> WORK INSTRUCTIONS: The answer should consist of the full listing below, repeated exactly and free of pictures.

> RECORDS FOR THIS EXERCISE:
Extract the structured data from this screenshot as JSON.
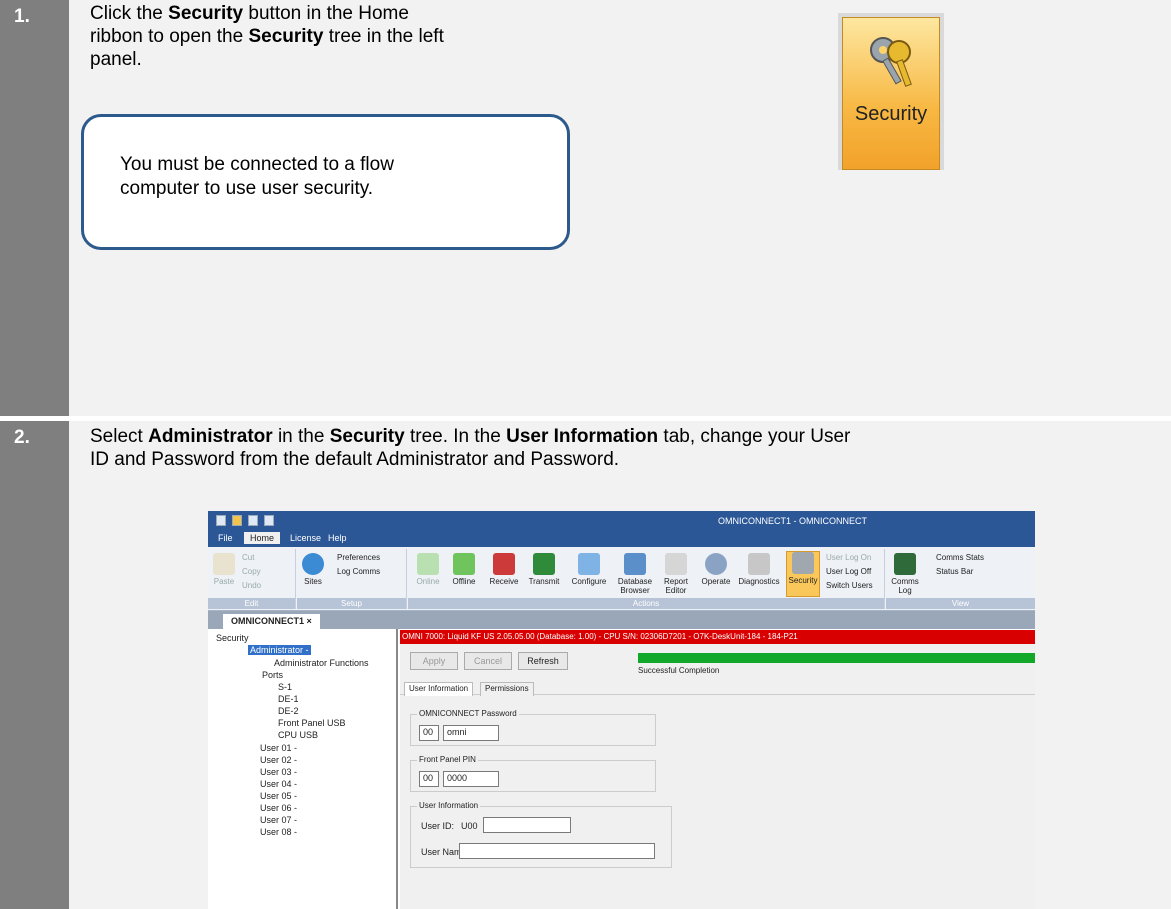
{
  "steps": [
    {
      "num": "1.",
      "pre1": "Click the ",
      "b1": "Security",
      "mid1": " button in the Home",
      "line2a": "ribbon to open the ",
      "b2": "Security",
      "line2b": " tree in the left",
      "line3": "panel."
    },
    {
      "num": "2.",
      "l1a": "Select ",
      "b1": "Administrator",
      "l1b": " in the ",
      "b2": "Security",
      "l1c": " tree. In the ",
      "b3": "User Information",
      "l1d": " tab, change your User",
      "l2": "ID and Password from the default Administrator and Password."
    }
  ],
  "note": {
    "line1": "You must be connected to a flow",
    "line2": "computer to use user security."
  },
  "security_button": {
    "label": "Security",
    "icon": "keys-icon"
  },
  "app": {
    "title": "OMNICONNECT1 - OMNICONNECT",
    "menu": [
      "File",
      "Home",
      "License",
      "Help"
    ],
    "ribbon": {
      "edit": {
        "paste": "Paste",
        "cut": "Cut",
        "copy": "Copy",
        "undo": "Undo",
        "group": "Edit"
      },
      "setup": {
        "sites": "Sites",
        "preferences": "Preferences",
        "log_comms": "Log Comms",
        "group": "Setup"
      },
      "actions": {
        "online": "Online",
        "offline": "Offline",
        "receive": "Receive",
        "transmit": "Transmit",
        "configure": "Configure",
        "database_browser": "Database Browser",
        "report_editor": "Report Editor",
        "operate": "Operate",
        "diagnostics": "Diagnostics",
        "security": "Security",
        "user_log_on": "User Log On",
        "user_log_off": "User Log Off",
        "switch_users": "Switch Users",
        "group": "Actions"
      },
      "view": {
        "comms_log": "Comms Log",
        "comms_stats": "Comms Stats",
        "status_bar": "Status Bar",
        "group": "View"
      }
    },
    "doc_tab": "OMNICONNECT1",
    "tree": [
      "Security",
      "Administrator -",
      "Administrator Functions",
      "Ports",
      "S-1",
      "DE-1",
      "DE-2",
      "Front Panel USB",
      "CPU USB",
      "User 01 -",
      "User 02 -",
      "User 03 -",
      "User 04 -",
      "User 05 -",
      "User 06 -",
      "User 07 -",
      "User 08 -"
    ],
    "status_bar": "OMNI 7000:  Liquid KF US 2.05.05.00 (Database: 1.00) - CPU S/N: 02306D7201 - O7K-DeskUnit-184 - 184-P21",
    "buttons": {
      "apply": "Apply",
      "cancel": "Cancel",
      "refresh": "Refresh"
    },
    "completion": "Successful Completion",
    "tabs": [
      "User Information",
      "Permissions"
    ],
    "omni_pw": {
      "legend": "OMNICONNECT Password",
      "level": "00",
      "value": "omni"
    },
    "pin": {
      "legend": "Front Panel PIN",
      "level": "00",
      "value": "0000"
    },
    "user_info": {
      "legend": "User Information",
      "user_id_label": "User ID:",
      "user_id_prefix": "U00",
      "user_id_value": "",
      "user_name_label": "User Name:",
      "user_name_value": ""
    }
  }
}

> TASK ANSWER:
Extract the structured data from this screenshot as JSON.
{
  "steps": [
    {
      "num": "1.",
      "pre1": "Click the ",
      "b1": "Security",
      "mid1": " button in the Home",
      "line2a": "ribbon to open the ",
      "b2": "Security",
      "line2b": " tree in the left",
      "line3": "panel."
    },
    {
      "num": "2.",
      "l1a": "Select ",
      "b1": "Administrator",
      "l1b": " in the ",
      "b2": "Security",
      "l1c": " tree. In the ",
      "b3": "User Information",
      "l1d": " tab, change your User",
      "l2": "ID and Password from the default Administrator and Password."
    }
  ],
  "note": {
    "line1": "You must be connected to a flow",
    "line2": "computer to use user security."
  },
  "security_button": {
    "label": "Security",
    "icon": "keys-icon"
  },
  "app": {
    "title": "OMNICONNECT1 - OMNICONNECT",
    "menu": [
      "File",
      "Home",
      "License",
      "Help"
    ],
    "ribbon": {
      "edit": {
        "paste": "Paste",
        "cut": "Cut",
        "copy": "Copy",
        "undo": "Undo",
        "group": "Edit"
      },
      "setup": {
        "sites": "Sites",
        "preferences": "Preferences",
        "log_comms": "Log Comms",
        "group": "Setup"
      },
      "actions": {
        "online": "Online",
        "offline": "Offline",
        "receive": "Receive",
        "transmit": "Transmit",
        "configure": "Configure",
        "database_browser": "Database Browser",
        "report_editor": "Report Editor",
        "operate": "Operate",
        "diagnostics": "Diagnostics",
        "security": "Security",
        "user_log_on": "User Log On",
        "user_log_off": "User Log Off",
        "switch_users": "Switch Users",
        "group": "Actions"
      },
      "view": {
        "comms_log": "Comms Log",
        "comms_stats": "Comms Stats",
        "status_bar": "Status Bar",
        "group": "View"
      }
    },
    "doc_tab": "OMNICONNECT1",
    "tree": [
      "Security",
      "Administrator -",
      "Administrator Functions",
      "Ports",
      "S-1",
      "DE-1",
      "DE-2",
      "Front Panel USB",
      "CPU USB",
      "User 01 -",
      "User 02 -",
      "User 03 -",
      "User 04 -",
      "User 05 -",
      "User 06 -",
      "User 07 -",
      "User 08 -"
    ],
    "status_bar": "OMNI 7000:  Liquid KF US 2.05.05.00 (Database: 1.00) - CPU S/N: 02306D7201 - O7K-DeskUnit-184 - 184-P21",
    "buttons": {
      "apply": "Apply",
      "cancel": "Cancel",
      "refresh": "Refresh"
    },
    "completion": "Successful Completion",
    "tabs": [
      "User Information",
      "Permissions"
    ],
    "omni_pw": {
      "legend": "OMNICONNECT Password",
      "level": "00",
      "value": "omni"
    },
    "pin": {
      "legend": "Front Panel PIN",
      "level": "00",
      "value": "0000"
    },
    "user_info": {
      "legend": "User Information",
      "user_id_label": "User ID:",
      "user_id_prefix": "U00",
      "user_id_value": "",
      "user_name_label": "User Name:",
      "user_name_value": ""
    }
  }
}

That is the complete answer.